Also, even in the case of comparison based-algorithms, an absolute lower bound of $n \log n$ (without the constant hidden in the $\Omega(\cdot)$ notation, as you write in the question) on the number of comparisons cannot possibly exist since, when $n=2^k$, each element in Mergesort is compared at most $k-1$ times, showing that the total number of comparisons is at most $n(k-1) = n \log n - n$.

Your proposed algorithm is not clear to me but, in general, if you change the model of computation by allowing other operations to be performed in addition to comparisons then the $\Omega(n \log n)$ lower bound does not apply anymore.

For example, given any constant $c$, in the word-RAM model you can sort a collection of $n$ elements between $0$ and $n^c$ in linear time using Radix sort, as long as the chosen word size $w$ allows to write $n$ in a (constant number of) memory word(s), as it is usually the case (it is standard to assume $w=\Theta(\log n)$).

$\endgroup$
3
  • $\begingroup$ What I tried to illustrate is that it can be derived from computational comparison of the prime index values where exactly the nonprime index values have to be guided.
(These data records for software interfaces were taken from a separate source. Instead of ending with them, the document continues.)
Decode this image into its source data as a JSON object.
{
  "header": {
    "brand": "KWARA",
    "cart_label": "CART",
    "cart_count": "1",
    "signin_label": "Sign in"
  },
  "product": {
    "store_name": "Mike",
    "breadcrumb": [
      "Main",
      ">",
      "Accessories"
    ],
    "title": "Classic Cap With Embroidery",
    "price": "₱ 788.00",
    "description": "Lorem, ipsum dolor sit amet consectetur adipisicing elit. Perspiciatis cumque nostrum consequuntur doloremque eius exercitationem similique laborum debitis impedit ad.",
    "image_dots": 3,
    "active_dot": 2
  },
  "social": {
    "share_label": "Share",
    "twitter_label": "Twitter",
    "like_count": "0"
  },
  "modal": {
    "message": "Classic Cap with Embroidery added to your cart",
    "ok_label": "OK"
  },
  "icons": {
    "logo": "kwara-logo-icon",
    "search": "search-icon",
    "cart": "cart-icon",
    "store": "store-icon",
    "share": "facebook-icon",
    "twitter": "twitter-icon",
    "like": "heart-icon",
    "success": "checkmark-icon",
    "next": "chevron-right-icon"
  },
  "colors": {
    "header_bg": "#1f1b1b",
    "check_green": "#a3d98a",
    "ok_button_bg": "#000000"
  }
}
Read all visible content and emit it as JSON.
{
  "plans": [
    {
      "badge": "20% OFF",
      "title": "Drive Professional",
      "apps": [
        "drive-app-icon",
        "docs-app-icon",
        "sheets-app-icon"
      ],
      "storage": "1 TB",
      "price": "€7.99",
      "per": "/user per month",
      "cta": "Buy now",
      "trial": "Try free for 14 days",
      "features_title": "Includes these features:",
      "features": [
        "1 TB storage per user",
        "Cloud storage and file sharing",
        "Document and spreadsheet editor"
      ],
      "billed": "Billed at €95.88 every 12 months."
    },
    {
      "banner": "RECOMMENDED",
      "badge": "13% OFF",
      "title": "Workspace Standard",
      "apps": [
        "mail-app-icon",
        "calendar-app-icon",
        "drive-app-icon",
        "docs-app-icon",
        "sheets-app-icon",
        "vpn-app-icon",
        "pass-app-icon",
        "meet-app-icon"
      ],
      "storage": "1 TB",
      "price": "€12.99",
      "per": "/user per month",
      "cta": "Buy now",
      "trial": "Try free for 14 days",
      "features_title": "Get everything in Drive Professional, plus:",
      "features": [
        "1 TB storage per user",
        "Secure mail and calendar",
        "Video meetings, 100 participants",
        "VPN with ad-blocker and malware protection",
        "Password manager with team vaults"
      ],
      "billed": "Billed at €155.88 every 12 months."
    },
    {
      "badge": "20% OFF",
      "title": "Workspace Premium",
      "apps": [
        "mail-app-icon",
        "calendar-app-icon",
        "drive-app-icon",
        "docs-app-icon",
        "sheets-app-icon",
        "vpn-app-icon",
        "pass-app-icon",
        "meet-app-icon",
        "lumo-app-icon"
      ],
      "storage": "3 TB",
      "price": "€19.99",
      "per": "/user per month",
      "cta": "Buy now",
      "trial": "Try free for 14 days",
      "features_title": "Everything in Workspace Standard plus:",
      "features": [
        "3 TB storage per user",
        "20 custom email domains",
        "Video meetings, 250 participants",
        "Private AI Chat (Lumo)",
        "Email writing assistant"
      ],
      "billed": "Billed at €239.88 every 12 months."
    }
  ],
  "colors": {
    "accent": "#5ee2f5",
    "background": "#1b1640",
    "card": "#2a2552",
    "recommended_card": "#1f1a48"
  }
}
For example if there is some value at the prime index 3 which is smaller then the index value at 5 but greater than the index value at 11. $\endgroup$ – Eugen Jan 14 at 16:59
  • $\begingroup$ Now with this information I'm inspecting the value at the nonprime index 161, 161 = 3*5*11, but to guide the value of this position into the right direction, I don't have to compare it with all of the 3 prime index values and the same "information recycling" applys when I proceed further and inspect the value at the nonprime index 322 = 161*2 = 2*3*5*11 to guide it into the right direction. $\endgroup$ – Eugen Jan 14 at 17:00
  • $\begingroup$ One thing that I may have oversimplifyed might be the additional requirement of knowing every prime number of the list and every factorization of each non prime index, calculating those requirements for each new list would definetly be a huge computational waste, but on the other side, this problem could be trivialized by having access to a database where this information is stored for an practically needed amount of numbers. $\endgroup$ – Eugen Jan 14 at 19:27

Your Answer

By clicking “Post Your Answer”, you agree to our terms of service, privacy policy and cookie policy

Not the answer you're looking for? Browse other questions tagged or ask your own question.